From the department of “there ought to be a better law,” there really might be this year when it comes to making sense of desertlike Colorado’s convoluted water regulations.
Pray for rain and House Bill 1005 to let you use it.
Among much hoopla by state lawmakers a few years ago, state water law changed to scrap one of the most inane idea ever made law: rainwater running off your roof belongs to the state and you can’t touch it. The change was supposed to allow residents to trap and store the rainwater that falls on their property and use it for irrigation — sort of.
Actually, the change in law allowed very few people to take the water that rains onto their property and use it in limited ways. More than likely, you weren’t one of them. If you live in Aurora, you definitely weren’t.
Why not? Because the state’s water law, going back to when Colorado became a state, is about as an arcane and confusing pack of rules as were ever written. The laws were created to ensure one farmer was unable to force another out of business by affecting down-river rights. At the time the laws were created, no one dreamed a city the size of Aurora would, or could, exist so far from a river. No one dreamed that millions of Midwesterners and Europeans would flock to the Front Range and try to recreate their own lush homes, complete with giant emerald lawns, that now drink more water than our state’s forefathers dreamed could be stored and managed.

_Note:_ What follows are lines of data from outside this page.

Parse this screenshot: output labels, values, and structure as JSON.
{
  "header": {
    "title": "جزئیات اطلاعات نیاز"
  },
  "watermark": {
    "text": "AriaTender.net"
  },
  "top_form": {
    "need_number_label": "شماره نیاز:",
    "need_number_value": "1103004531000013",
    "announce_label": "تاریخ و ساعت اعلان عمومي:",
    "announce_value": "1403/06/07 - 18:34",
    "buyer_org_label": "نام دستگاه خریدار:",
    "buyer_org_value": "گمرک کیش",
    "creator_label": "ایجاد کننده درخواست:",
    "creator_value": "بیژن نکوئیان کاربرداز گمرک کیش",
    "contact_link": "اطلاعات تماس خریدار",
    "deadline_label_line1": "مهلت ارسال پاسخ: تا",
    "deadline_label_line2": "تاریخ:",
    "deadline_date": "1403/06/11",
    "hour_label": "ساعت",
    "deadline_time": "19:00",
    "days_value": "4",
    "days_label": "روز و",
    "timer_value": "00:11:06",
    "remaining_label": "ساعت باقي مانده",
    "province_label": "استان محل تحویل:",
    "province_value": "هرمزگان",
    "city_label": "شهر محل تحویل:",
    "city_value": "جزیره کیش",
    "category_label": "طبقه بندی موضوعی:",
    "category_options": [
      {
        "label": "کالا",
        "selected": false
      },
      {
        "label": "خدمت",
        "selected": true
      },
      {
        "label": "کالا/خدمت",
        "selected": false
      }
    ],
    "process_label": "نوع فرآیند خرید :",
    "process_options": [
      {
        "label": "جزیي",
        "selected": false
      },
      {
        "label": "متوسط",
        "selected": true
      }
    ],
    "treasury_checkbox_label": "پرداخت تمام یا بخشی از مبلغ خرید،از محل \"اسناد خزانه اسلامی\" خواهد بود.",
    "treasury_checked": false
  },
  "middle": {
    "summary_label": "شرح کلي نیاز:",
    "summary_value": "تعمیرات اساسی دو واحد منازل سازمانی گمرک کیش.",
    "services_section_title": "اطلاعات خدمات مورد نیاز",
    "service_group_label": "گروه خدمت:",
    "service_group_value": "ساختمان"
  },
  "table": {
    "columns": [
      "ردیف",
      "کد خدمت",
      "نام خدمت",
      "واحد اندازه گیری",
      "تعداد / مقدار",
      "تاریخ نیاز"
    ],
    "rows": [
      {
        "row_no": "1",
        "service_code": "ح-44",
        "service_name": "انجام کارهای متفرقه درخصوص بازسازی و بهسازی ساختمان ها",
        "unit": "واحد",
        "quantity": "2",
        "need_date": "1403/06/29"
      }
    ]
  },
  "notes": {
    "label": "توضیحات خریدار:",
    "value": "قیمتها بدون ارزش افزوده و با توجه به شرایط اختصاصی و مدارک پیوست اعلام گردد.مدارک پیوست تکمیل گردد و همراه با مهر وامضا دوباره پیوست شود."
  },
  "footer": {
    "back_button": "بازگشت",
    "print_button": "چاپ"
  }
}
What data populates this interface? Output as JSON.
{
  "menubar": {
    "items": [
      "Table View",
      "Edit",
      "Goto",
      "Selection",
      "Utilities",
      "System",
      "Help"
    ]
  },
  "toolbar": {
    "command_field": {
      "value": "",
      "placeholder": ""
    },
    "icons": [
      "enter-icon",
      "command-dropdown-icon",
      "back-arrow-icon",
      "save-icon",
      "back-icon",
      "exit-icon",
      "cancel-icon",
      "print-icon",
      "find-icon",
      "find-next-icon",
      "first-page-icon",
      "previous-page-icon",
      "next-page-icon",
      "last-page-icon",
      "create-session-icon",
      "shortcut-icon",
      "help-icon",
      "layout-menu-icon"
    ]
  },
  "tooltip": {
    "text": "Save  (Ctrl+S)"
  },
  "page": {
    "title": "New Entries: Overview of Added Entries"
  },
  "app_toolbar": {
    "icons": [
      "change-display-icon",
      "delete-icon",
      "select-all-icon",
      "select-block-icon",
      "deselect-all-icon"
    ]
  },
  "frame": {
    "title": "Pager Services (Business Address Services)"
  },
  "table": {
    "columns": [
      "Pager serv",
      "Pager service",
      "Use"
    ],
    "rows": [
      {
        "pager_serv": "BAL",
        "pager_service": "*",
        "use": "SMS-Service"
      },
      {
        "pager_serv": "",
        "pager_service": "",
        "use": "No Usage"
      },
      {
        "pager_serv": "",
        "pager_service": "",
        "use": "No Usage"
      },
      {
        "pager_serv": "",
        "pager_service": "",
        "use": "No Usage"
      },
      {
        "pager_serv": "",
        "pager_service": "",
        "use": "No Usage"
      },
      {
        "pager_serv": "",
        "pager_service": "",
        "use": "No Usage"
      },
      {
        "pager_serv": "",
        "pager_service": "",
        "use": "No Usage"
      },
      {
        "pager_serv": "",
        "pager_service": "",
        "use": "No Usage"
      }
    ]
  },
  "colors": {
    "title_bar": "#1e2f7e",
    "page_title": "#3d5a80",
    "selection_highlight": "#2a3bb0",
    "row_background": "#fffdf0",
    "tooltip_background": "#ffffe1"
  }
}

And one of those laws addresses rainwater. It doesn’t belong to you. Yet.
Under Colorado law, rainwater and snow belongs to whoever owns the water that you run out of your kitchen faucet. For those of you in Aurora, that means the city. And the city’s water department — which has bent over backward the past several years to get residents to do everything they can to reduce the amount of water we pour onto our yards — hasn’t wanted you to touch the water that runs off your roof.
Actually, it’s even more confusing than that. City water officials say they think it’s OK for you to “direct” the water than runs off your roof into places in the yard that need the water, say grass, trees and gardens. They just haven’t wanted you to direct that water into a rain barrel, the very thing that made life as we know it possible on the Front Range way back when.
None of this makes any sense, especially common sense. If it’s OK for residents to run out and buy gutter spouts that make sure every drop of rain runs onto lawns, flowers and trees, who cares if residents run it into a barrel first and then use it when it’s not raining, instead of turning on the tap?
Efforts almost every year at the state Capitol to allow residential rain barrels have been scuttled by statewide water officials, wringing their hands over what makes the rest of the country laugh at us.
This year, HB 1005 seeks to replace nonsense with common sense and allow homeowners to have two rain barrels to store rooftop rainwater runoff to use on their lawns or gardens.
Doing this is such a good idea, that local city councils, including Aurora, should push their own water officials and state lawmakers to permit such collection, or, better yet, simply authorize rain barrels right now.
In the big picture of things, residential rainwater collection might be only a drop in the bucket of what it will take to ensure adequate water for Aurora and the Front Range, but only good things can come from giving Aurora residents their own buckets to collect their own raindrops.